SUPPLIED INFORMATION below:

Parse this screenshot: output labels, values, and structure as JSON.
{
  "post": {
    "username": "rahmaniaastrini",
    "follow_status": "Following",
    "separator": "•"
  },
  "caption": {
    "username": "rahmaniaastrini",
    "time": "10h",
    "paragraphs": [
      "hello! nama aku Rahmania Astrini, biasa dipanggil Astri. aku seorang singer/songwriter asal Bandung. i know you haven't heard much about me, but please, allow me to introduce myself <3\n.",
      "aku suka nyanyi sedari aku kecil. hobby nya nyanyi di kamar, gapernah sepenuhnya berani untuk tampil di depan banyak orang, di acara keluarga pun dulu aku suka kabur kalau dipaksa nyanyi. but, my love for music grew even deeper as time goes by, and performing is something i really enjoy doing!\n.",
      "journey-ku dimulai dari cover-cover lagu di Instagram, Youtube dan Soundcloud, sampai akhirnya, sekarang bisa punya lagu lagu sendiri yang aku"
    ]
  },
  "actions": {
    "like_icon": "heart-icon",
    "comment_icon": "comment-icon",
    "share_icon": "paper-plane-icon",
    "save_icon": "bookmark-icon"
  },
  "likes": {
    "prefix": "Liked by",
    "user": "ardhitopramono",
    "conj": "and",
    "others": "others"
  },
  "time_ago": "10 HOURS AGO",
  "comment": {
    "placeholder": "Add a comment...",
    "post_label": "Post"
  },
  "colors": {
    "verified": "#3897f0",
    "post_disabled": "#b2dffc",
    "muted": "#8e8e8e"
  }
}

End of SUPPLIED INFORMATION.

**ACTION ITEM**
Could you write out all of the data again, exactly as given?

**RESULT OF THE EXERCISE**
Parse this screenshot: output labels, values, and structure as JSON.
{
  "post": {
    "username": "rahmaniaastrini",
    "follow_status": "Following",
    "separator": "•"
  },
  "caption": {
    "username": "rahmaniaastrini",
    "time": "10h",
    "paragraphs": [
      "hello! nama aku Rahmania Astrini, biasa dipanggil Astri. aku seorang singer/songwriter asal Bandung. i know you haven't heard much about me, but please, allow me to introduce myself <3\n.",
      "aku suka nyanyi sedari aku kecil. hobby nya nyanyi di kamar, gapernah sepenuhnya berani untuk tampil di depan banyak orang, di acara keluarga pun dulu aku suka kabur kalau dipaksa nyanyi. but, my love for music grew even deeper as time goes by, and performing is something i really enjoy doing!\n.",
      "journey-ku dimulai dari cover-cover lagu di Instagram, Youtube dan Soundcloud, sampai akhirnya, sekarang bisa punya lagu lagu sendiri yang aku"
    ]
  },
  "actions": {
    "like_icon": "heart-icon",
    "comment_icon": "comment-icon",
    "share_icon": "paper-plane-icon",
    "save_icon": "bookmark-icon"
  },
  "likes": {
    "prefix": "Liked by",
    "user": "ardhitopramono",
    "conj": "and",
    "others": "others"
  },
  "time_ago": "10 HOURS AGO",
  "comment": {
    "placeholder": "Add a comment...",
    "post_label": "Post"
  },
  "colors": {
    "verified": "#3897f0",
    "post_disabled": "#b2dffc",
    "muted": "#8e8e8e"
  }
}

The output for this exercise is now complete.